     I do not think having less than perfect eyes, or less than perfect computer setup, should be a dis-qualifier for anyone. My workaround for the monitors I have used over the years has been to have an example of a good image at hand (on screen) for making comparisons to for the others I am working on for making corrections. Typically this has been for grayscale images (for printing in black only) and often for images that were old in nature (such as old photos for use in books with historical topics). So by way of example, the image for comparing to would be one that was adjusted "by the numbers" for having darkest and most black tones to be around 92-95% (allowing for dot gain on the press which would make these areas darker once printed); highlights and white areas to be no less than 3-6% gray (because anything less would not print); and for having midtones to be decreased to a level that may appear light or pale (on screen) though once printed, will be darker (with details found in midtone grays preserved and not plugged up becoming excessively dark). All of this (by the numbers) is contingent on the paper being used or type of press being used for the printing (with some situations needing different target numbers for tones).

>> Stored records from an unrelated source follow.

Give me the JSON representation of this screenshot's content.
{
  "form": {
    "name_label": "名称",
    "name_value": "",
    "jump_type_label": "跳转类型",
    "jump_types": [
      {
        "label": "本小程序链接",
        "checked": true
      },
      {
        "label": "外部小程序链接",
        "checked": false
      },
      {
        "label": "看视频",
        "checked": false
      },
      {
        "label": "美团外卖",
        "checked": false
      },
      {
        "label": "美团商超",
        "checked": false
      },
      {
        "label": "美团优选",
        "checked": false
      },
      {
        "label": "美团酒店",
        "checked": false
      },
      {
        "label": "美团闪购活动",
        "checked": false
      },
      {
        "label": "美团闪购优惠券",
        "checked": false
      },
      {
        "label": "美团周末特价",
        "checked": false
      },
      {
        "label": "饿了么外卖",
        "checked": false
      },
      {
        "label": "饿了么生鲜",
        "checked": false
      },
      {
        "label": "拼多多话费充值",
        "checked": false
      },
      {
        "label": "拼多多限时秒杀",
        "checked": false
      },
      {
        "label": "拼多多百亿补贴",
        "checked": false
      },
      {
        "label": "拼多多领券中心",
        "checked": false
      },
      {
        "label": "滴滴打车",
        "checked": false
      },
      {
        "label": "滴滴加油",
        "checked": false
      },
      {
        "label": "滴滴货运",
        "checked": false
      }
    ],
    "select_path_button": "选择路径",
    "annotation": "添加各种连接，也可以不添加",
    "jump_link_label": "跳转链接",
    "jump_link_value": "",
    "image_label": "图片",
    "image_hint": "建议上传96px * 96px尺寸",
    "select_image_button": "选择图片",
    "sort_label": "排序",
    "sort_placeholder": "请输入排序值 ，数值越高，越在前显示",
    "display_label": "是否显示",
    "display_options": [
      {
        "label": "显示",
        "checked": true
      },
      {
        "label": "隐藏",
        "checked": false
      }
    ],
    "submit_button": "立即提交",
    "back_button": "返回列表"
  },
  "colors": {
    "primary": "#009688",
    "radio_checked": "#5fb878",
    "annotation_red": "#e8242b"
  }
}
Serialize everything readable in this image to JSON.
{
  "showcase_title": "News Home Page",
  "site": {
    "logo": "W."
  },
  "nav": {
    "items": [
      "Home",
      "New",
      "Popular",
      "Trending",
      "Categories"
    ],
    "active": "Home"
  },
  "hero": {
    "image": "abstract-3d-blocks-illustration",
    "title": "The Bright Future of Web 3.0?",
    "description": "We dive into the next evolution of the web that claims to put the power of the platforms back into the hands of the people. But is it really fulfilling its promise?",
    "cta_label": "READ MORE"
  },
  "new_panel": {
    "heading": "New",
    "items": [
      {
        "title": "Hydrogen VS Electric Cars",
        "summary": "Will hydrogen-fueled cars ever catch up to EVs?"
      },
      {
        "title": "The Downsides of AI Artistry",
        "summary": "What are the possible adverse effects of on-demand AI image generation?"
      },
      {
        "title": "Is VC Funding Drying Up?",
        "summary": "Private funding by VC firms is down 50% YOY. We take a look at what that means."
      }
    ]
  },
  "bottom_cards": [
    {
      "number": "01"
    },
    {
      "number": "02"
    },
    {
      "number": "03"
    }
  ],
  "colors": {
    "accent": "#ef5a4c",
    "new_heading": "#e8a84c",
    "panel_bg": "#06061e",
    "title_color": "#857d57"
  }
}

     So in the end, it becomes a bit of a judgment call as how to adjust tones, and even under the best situations (for equipment and for eyes) some mental adjustments are being made. What is seen on screen (for how something should look) is being mentally adjusted for being correct - even if it appears a bit pale, light or with less contrast.
     The same could be said for color images. Having a well adjusted image handy - for on-screen comparison - can be helpful while working on color corrections. Also with color, of course we can have printed color swatches for referring to. These are formulated for showing very specific colors with CYMK (cyan, yellow, magenta, black) values, and for showing what these color formulas look like once printed on paper.

     For both gray tones (for black only printing) and too for color, it becomes not so much what it looks like beyond your nose (on the screen) but what will it look like once printed to paper.
     Now back to my eyes... I think I may enjoy these days of being able to wink one and then the other to see the before and afters. Maybe there will be some more animated GIFs to create for trying to show the difference, and for providing me with a reminder of what I am currently experiencing. I know at some point my brain will adjust my interpretation of what is seen to create a new "normal" for me - and this will all then become a fuzzy memory!
    Thanks... and enjoy those colors....
For more, see:  
     Tonal Adjustments & Shadows
     Tones: Highlights
     Halftone Grays & Dot Gain
     Elements of Color